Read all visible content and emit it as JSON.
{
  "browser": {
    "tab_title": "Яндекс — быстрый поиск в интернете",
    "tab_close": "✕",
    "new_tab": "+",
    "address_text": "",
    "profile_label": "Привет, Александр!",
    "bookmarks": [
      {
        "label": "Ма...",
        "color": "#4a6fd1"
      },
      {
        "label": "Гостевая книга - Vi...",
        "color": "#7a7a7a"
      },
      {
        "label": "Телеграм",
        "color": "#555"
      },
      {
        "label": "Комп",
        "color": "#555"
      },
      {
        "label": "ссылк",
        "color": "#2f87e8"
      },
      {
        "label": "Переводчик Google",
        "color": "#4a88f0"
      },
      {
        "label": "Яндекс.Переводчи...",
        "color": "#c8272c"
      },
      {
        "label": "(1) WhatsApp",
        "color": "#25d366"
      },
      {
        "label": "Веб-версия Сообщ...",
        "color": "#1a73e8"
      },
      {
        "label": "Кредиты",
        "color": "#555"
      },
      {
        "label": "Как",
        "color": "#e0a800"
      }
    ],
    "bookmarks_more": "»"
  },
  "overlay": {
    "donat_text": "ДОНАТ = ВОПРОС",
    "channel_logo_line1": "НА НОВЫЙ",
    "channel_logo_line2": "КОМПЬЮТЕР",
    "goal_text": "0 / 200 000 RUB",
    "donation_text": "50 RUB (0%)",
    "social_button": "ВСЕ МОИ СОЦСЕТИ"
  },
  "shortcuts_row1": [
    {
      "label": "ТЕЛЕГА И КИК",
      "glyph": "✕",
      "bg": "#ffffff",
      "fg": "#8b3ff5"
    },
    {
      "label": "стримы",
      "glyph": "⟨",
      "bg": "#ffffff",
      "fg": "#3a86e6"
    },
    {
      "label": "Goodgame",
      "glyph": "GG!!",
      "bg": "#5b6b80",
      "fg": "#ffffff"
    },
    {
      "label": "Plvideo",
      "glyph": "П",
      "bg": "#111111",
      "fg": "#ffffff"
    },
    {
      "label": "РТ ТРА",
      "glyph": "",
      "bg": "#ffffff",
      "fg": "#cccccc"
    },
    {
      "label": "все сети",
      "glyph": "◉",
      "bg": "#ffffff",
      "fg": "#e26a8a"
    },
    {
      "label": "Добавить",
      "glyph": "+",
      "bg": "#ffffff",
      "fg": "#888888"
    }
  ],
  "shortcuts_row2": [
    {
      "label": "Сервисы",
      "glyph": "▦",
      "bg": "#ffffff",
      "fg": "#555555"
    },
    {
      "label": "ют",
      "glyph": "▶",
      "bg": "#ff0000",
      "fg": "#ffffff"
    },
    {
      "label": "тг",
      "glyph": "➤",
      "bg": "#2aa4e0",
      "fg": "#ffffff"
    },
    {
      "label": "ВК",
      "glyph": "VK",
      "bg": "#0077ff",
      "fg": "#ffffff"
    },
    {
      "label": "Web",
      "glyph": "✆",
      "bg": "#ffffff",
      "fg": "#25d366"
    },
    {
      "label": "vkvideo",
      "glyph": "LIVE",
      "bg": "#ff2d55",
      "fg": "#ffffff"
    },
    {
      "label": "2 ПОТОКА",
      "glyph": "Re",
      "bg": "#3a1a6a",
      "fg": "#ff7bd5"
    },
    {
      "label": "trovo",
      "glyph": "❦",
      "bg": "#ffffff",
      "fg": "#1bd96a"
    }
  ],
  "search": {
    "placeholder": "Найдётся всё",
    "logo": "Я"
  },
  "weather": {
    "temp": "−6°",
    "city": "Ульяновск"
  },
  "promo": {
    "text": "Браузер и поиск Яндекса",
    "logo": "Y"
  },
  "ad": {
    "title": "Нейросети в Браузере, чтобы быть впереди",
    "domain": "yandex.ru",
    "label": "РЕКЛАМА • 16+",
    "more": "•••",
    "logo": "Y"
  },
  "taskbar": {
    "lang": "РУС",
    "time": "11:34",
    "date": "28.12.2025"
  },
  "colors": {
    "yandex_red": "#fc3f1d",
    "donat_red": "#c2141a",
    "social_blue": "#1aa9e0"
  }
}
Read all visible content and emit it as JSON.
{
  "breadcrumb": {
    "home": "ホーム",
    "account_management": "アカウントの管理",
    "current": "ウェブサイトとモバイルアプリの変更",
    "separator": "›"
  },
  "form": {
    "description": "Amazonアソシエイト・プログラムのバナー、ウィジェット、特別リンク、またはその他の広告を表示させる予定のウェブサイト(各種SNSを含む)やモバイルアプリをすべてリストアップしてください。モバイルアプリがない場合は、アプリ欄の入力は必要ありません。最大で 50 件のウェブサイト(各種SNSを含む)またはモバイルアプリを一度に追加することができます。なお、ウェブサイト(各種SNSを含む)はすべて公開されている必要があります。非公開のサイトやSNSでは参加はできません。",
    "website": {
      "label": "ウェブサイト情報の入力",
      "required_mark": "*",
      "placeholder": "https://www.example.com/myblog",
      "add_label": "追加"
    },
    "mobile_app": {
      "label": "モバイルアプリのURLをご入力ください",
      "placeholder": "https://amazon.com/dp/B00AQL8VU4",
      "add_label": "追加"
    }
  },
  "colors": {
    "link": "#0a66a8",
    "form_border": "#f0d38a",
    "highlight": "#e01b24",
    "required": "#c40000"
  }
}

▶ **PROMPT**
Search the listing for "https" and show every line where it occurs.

▶ **YOUR SOLUTION**
      "placeholder": "https://www.example.com/myblog",
      "placeholder": "https://amazon.com/dp/B00AQL8VU4",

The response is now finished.